portraits-headshots-rebecca-stark-photographer-0138When it comes to food preparation, I’m a minimalist.  As much as I enjoy discovering new ingredients and techniques,  my culinary tool collection remains pretty basic.  I don’t own a juicer or a fancy food processor, not even a crock pot.   I find that between a powerful blender, a few good chefs knives and a small array of decent quality pans will get you thorough most recipes without a hitch.   Basics aside, my kitchen tools list is relatively short, just enough to get the job done.  However, if gadgets are what it takes to get you going, by all means, acquire accordingly!

  • Hand grater, large stainless steel, free standing
  • Hand grater, small hand held stainless steel (for ginger) (more…)

Ready to lose 8 pounds without even trying?


Ready to lose 8 pounds without even trying?If you’re expecting a diet pill or calorie cutting plan, you may be disappointed.  The only investment you’ll need to make for this weight loss regimen is maybe a good pair of reading glasses.

A full 70% of food we eat is processed.  True that’s a high number, but since my favorite whole grain bread ranks on that list, I’m not throwing in the towel and neither should you.  The trick is to being to make more informed choices.  Luckily no special skills are required to recognize the good from the garbage.  I’m not suggesting you no longer enjoy your treats if you can’t live without them, just know that some treats are trickier than others.  The secret to which is which lies in the small print on the side of the package.

Women who regularly read ingredients labels weigh an average of eight pounds less than the rest of us.  I know those tiny numbers are confusing, but even when you don’t know what all of them mean, you know enough to weed out (more…)

Favorite Tips to Spice Up Your Beans


2013-10-21 13.49.12Certain seasonings will make your beans sing, rely on them and you’ll rarely be disappointed.  Some of favorite spices for beans include:  garlic, parsley, cumin, thyme, basil, oregano, fennel, and pepper of any kind, but truth be told, it’s hard to go wrong no matter how you spice it.

  • A good measure for dried spices is 1 teaspoon of seasoning per 4 cups of cooked beans.

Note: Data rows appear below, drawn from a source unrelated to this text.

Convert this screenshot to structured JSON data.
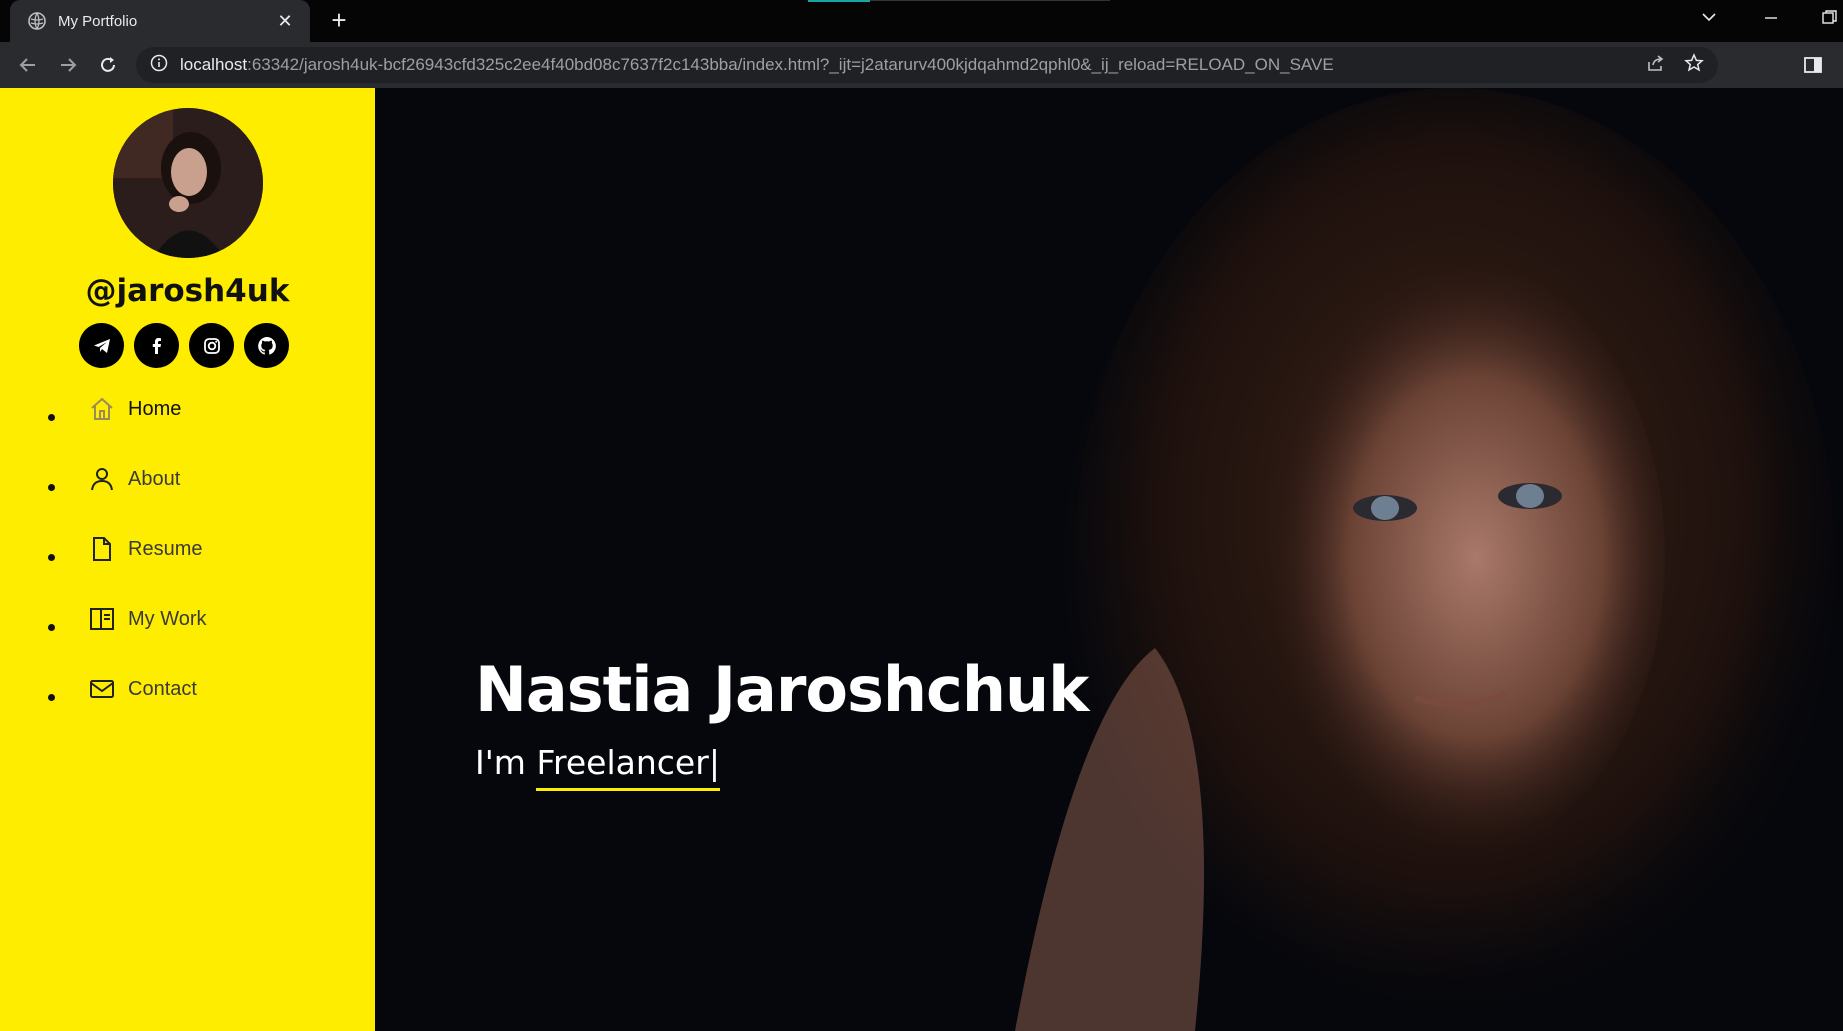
{
  "browser": {
    "tab_title": "My Portfolio",
    "tab_close": "✕",
    "new_tab": "+",
    "url_host": "localhost",
    "url_rest": ":63342/jarosh4uk-bcf26943cfd325c2ee4f40bd08c7637f2c143bba/index.html?_ijt=j2atarurv400kjdqahmd2qphl0&_ij_reload=RELOAD_ON_SAVE"
  },
  "sidebar": {
    "handle": "@jarosh4uk",
    "socials": [
      {
        "icon": "telegram-icon"
      },
      {
        "icon": "facebook-icon"
      },
      {
        "icon": "instagram-icon"
      },
      {
        "icon": "github-icon"
      }
    ],
    "nav": [
      {
        "label": "Home",
        "icon": "home-icon"
      },
      {
        "label": "About",
        "icon": "user-icon"
      },
      {
        "label": "Resume",
        "icon": "document-icon"
      },
      {
        "label": "My Work",
        "icon": "portfolio-icon"
      },
      {
        "label": "Contact",
        "icon": "envelope-icon"
      }
    ]
  },
  "hero": {
    "name": "Nastia Jaroshchuk",
    "intro": "I'm ",
    "typed": "Freelancer",
    "cursor": "|"
  },
  "colors": {
    "sidebar_bg": "#ffed00",
    "page_bg": "#06070c",
    "accent": "#ffed00"
  }
}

A favorite cold-weather seasoning suggestion is to add a touch of smoky flavoring to your soup, chili or veggie bake.  I’ve recently discovered this amazing coconut bacon made of real ingredients and no artificial additives.  (more…)

Time Saving Cooking Tips for Easy Meal Preparation, from Scratch



Ask any busy mom why she doesn’t cook at home, and you’ll get some version of the same answer. But take a moment to reflect on what “I don’t have time” really means, and you’ll notice some loopholes in that argument. Meaning that it’s hard to really know whether you have enough time to cook unless you’ve tried these time saving cooking tips before, since as of now you don’t know actually know how much time they take.

And it’s a valid concern. Why invest valuable time to learn something you’re not going to use?


Top Ten Reasons to Eat Your Beans


Did you know, thousands of new processed food products are introduced each year, with billions of industry dollars spent encouraging us to eat them?  The US is now the most overweight industrial nation in history.  Do they really think we need more food?

Newsflash industrial ag!  You’re heading in the wrong direction.  We don’t need more additives, chemicals or GMOs, it’s time we turned back to the basics, where natural nutrition and good taste meet.  In other words, back to the beans.

Beans are so nutritious that the latest dietary guidelines recommend we triple our current intake from 1 to 3 cups per week  If nutritional punch and sheer deliciousness don’t grab you, how about the biggest bang for your buck as another great reason to get those beans boiling?